Literally, X.25 defines the lower three layers of the OSI
data communications stack. The X.25 packet layer is roughly equivalent to the
OSI Network layer. The X.25 frame layer uses LAP-B. This layer is connection-
oriented. Its mechanics are similar to a telephone call, with call-setup, data,
and call-disconnect phases. The physical layer defined by the standard is X.21, a 15-pin
plug that did not gain wide acceptance. X.21 bis was introduced,
which is electrically equivalent to RS-232-C.
In the U.S., X.25 is implemented either through RS-232
for low-speed connections, or V.35 for high-speed connections.
X.25 was designed during times of noisy phone lines and speeds
of up to 64Kbits. This shows in its overhead. Its primary
features are its immunity to noisy lines and its world-wide acceptance.
People think X.25 is old and obsolete. I generally agree with this, but
I'm sure that many countries still use it for packet (data) communications,
and I have a feeling that most Automatic Teller Machines still use it.
The features that are built into the protocol are tailor-made for
the transaction environment that ATM machines (and Point-Of-Sale terminals)

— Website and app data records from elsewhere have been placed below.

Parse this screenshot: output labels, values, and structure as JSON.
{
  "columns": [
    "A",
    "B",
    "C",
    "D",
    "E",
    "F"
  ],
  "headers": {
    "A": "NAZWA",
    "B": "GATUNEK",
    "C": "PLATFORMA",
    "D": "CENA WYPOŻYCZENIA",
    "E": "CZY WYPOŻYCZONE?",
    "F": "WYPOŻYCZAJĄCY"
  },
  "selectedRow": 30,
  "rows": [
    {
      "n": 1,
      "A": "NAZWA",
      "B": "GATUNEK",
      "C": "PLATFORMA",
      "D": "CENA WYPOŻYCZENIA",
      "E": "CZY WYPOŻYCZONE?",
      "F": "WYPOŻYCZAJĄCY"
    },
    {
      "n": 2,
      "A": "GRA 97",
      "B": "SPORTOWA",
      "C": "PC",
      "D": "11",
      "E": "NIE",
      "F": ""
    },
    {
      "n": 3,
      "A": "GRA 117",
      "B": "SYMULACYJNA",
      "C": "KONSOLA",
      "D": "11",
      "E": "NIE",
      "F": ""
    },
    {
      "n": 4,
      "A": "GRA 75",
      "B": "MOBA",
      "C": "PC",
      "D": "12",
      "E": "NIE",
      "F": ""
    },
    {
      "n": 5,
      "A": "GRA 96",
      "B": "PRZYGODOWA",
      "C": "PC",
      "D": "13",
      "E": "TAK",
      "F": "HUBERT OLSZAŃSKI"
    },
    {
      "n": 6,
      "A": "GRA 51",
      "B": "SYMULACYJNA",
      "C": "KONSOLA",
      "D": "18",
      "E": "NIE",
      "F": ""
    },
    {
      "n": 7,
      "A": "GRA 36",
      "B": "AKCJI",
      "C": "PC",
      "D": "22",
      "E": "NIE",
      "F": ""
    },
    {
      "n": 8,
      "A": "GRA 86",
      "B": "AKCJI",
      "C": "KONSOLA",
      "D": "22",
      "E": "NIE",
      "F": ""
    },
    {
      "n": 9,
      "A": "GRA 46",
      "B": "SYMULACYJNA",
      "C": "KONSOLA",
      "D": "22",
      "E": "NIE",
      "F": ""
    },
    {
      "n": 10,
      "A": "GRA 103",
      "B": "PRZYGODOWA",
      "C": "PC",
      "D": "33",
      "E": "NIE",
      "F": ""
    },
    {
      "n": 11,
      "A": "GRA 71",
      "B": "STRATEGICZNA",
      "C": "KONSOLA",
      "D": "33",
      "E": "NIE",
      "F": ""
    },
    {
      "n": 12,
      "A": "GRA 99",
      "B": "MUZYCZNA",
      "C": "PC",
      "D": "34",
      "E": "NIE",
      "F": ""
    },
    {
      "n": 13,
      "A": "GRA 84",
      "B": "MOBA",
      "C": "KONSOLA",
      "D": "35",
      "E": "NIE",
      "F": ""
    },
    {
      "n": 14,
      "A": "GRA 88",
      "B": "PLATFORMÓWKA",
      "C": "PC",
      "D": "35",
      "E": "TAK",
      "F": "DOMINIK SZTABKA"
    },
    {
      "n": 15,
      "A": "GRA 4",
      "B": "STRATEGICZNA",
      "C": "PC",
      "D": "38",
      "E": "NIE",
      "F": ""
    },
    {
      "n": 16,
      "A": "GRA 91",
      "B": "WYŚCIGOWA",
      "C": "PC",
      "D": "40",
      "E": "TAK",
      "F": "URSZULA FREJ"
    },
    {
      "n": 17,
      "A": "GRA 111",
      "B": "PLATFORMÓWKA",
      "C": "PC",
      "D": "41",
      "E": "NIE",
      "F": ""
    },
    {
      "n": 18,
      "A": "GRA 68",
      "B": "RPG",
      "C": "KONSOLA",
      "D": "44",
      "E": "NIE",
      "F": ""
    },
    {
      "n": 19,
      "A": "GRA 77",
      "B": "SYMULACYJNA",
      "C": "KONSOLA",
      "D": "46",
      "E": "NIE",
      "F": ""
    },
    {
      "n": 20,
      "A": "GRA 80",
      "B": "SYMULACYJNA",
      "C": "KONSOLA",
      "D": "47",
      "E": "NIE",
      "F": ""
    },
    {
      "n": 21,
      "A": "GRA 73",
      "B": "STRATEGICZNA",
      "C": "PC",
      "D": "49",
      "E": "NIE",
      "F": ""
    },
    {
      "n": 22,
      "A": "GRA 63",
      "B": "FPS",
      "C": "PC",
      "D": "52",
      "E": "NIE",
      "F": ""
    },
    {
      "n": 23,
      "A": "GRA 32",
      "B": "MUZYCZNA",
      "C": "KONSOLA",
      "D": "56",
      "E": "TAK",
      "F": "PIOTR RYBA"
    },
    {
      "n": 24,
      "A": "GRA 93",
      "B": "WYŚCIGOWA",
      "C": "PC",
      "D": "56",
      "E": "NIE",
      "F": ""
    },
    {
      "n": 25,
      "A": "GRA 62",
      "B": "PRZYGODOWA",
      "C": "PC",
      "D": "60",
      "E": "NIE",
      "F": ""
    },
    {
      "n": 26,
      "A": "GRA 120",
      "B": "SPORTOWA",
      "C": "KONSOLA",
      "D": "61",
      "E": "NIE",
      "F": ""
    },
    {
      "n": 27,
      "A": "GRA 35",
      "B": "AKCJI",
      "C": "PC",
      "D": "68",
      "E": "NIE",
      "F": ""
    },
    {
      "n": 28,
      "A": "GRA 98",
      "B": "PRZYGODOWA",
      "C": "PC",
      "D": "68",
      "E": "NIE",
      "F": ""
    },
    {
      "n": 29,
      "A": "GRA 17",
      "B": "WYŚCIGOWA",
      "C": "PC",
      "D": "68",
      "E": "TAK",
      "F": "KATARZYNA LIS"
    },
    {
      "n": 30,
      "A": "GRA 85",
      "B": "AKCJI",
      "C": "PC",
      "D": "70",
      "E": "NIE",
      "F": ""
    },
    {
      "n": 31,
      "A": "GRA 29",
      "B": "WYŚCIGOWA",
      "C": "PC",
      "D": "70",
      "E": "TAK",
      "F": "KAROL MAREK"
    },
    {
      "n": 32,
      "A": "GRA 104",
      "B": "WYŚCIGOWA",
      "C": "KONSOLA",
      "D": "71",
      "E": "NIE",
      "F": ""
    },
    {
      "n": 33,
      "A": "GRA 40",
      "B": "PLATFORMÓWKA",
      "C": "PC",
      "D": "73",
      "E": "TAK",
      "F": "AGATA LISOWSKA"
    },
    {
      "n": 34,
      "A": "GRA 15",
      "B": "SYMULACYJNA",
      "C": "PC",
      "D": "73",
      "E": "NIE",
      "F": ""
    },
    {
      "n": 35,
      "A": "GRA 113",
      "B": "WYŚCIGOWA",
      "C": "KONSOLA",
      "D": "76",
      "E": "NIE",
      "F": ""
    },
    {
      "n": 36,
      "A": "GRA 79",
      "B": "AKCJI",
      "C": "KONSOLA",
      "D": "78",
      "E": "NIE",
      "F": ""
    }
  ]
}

operate in. It's not a sexy, media-hyped protocol, but is still useful.